Facts & Figures
REGIONS IN CÔTE D’IVOIRE
Aboisso, Soubré, and Abengourou
Youth aged 15 to 30 living in cocoa-farming communities
- Partner NGO facilitators
- Cooperative facilitators
- Community youth leaders
- Adapted learning and training manuals
- Trained facilitators and leaders
- Active youth clubs
- Committed communities and cooperatives
About the project
The Unlock the Potential of Youth in Cocoa-growing Communities project seeks to address key employment and education challenges young people face in rural cocoa-growing communities in Côte d’Ivoire.
Côte d’Ivoire hosts 40% of the world’s cocoa production, a market with considerable socio-economic potential. Due to a lack of access to good agricultural practices and financial services, farms are producing sub-optimally with reduced outputs. The industry is also facing critical human resource challenges due to a combination of changing demographics and migration of young people. The emerging generation does not see farming as a business opportunity with a future.

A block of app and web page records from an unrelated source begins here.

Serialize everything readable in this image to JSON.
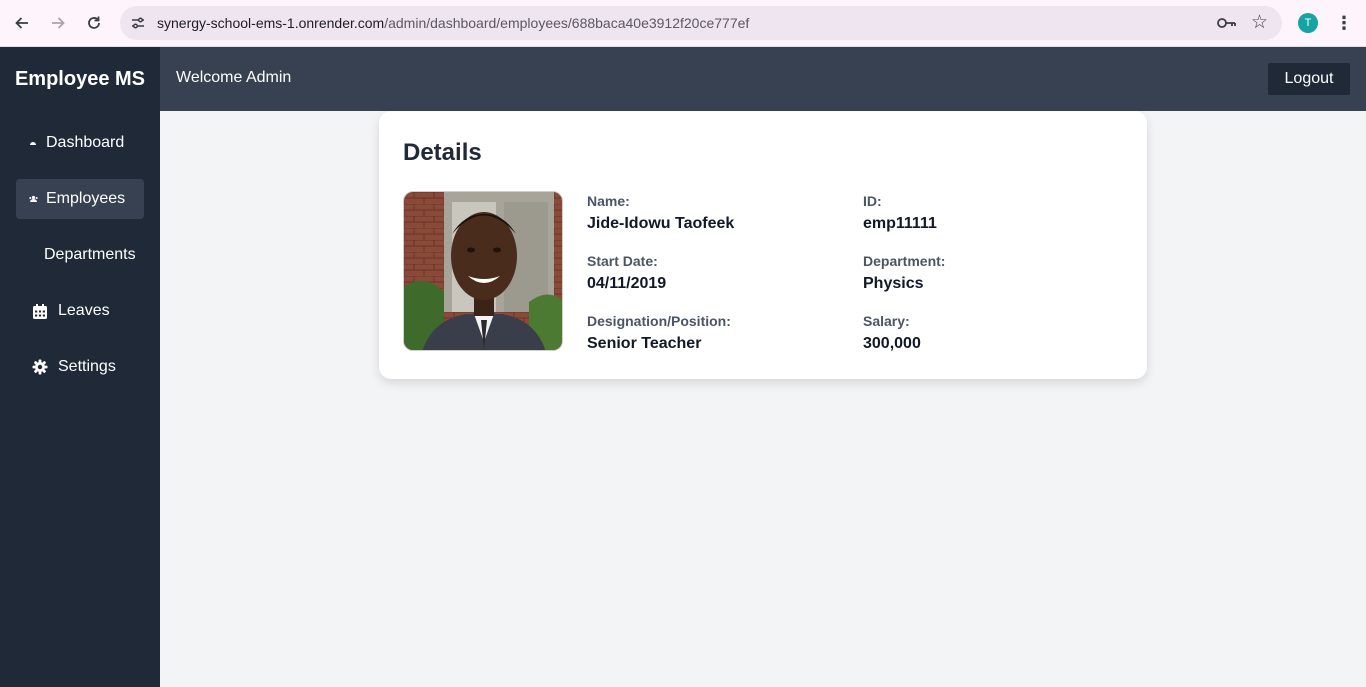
{
  "browser": {
    "url_host": "synergy-school-ems-1.onrender.com",
    "url_path": "/admin/dashboard/employees/688baca40e3912f20ce777ef",
    "profile_initial": "T"
  },
  "sidebar": {
    "brand": "Employee MS",
    "items": [
      {
        "label": "Dashboard",
        "icon": "dashboard-icon"
      },
      {
        "label": "Employees",
        "icon": "users-icon",
        "active": true
      },
      {
        "label": "Departments",
        "icon": ""
      },
      {
        "label": "Leaves",
        "icon": "calendar-icon"
      },
      {
        "label": "Settings",
        "icon": "gear-icon"
      }
    ]
  },
  "header": {
    "welcome": "Welcome Admin",
    "logout_label": "Logout"
  },
  "details": {
    "title": "Details",
    "fields": {
      "name": {
        "label": "Name:",
        "value": "Jide-Idowu Taofeek"
      },
      "id": {
        "label": "ID:",
        "value": "emp11111"
      },
      "start_date": {
        "label": "Start Date:",
        "value": "04/11/2019"
      },
      "department": {
        "label": "Department:",
        "value": "Physics"
      },
      "designation": {
        "label": "Designation/Position:",
        "value": "Senior Teacher"
      },
      "salary": {
        "label": "Salary:",
        "value": "300,000"
      }
    }
  }
}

There is an urgent need for the cocoa industry to demonstrate how the sector can provide a rewarding and secure profession for young people that will help them thrive and improve their quality of life. Aflatoun has developed a greater understanding of industry best practices, educational requirements, and life skills necessary for the next generation of entrepreneurs to establish prosperous cocoa businesses.
The project provides young people aged 15–30 with life skills and financial education. It aims to help these young people build foundational skills required to increase their prospects in agriculture in general, and cocoa farming in particular, either as farming entrepreneurs or as income-earning employees.
Results to date
In an initial pilot in 2018–2019 targeting four communities in the Maféré region of Côte d’Ivoire (Toliesso, Affienou, Kotoka, and Ngouankro), 10 clubs of 30 youth were created across all the communities with, on average, 46 percent young women participants. The beneficiaries benefited from a comprehensive cocoa and agriculture-based social and financial literacy program. Content varied from basic life skills lessons and mixed cropping and micro-enterprising sessions to sourcing of capital, budgeting, and saving. The external evaluation of the project conducted by IPA concluded that “the project addresses an important need in cocoa communities, which is low access to financial services and poor perceptions of agriculture. The project achieved most expected outputs and outcomes, increasing savings behavior and strengthening knowledge and attitudes around the cocoa value chain.” This allowed the project to earn a conditional recommendation for scale-up.
Aflatoun’s model is backed by solid evidence, including randomized control trials and extensive research and evaluation, showing that children and youth trained learn about money, change their personal attitudes and financial behavior, and practice the lessons learned while engaging in enterprises.
Results from a program in Ghana indicate that:
- 32% of participants understood the local farming systems and Ghana’s cocoa value chain compared to 4% of nonparticipants;
- 68% of participants gained a good understanding of savings compared to 25% of nonparticipants;
- participants acted as mentors/coaches to other people by helping them develop their own thinking (39% of participants compared to 15% of non-participants);
- participants had a better understanding of diversity and global citizenship as well as democracy, participation, transparency, and climate change.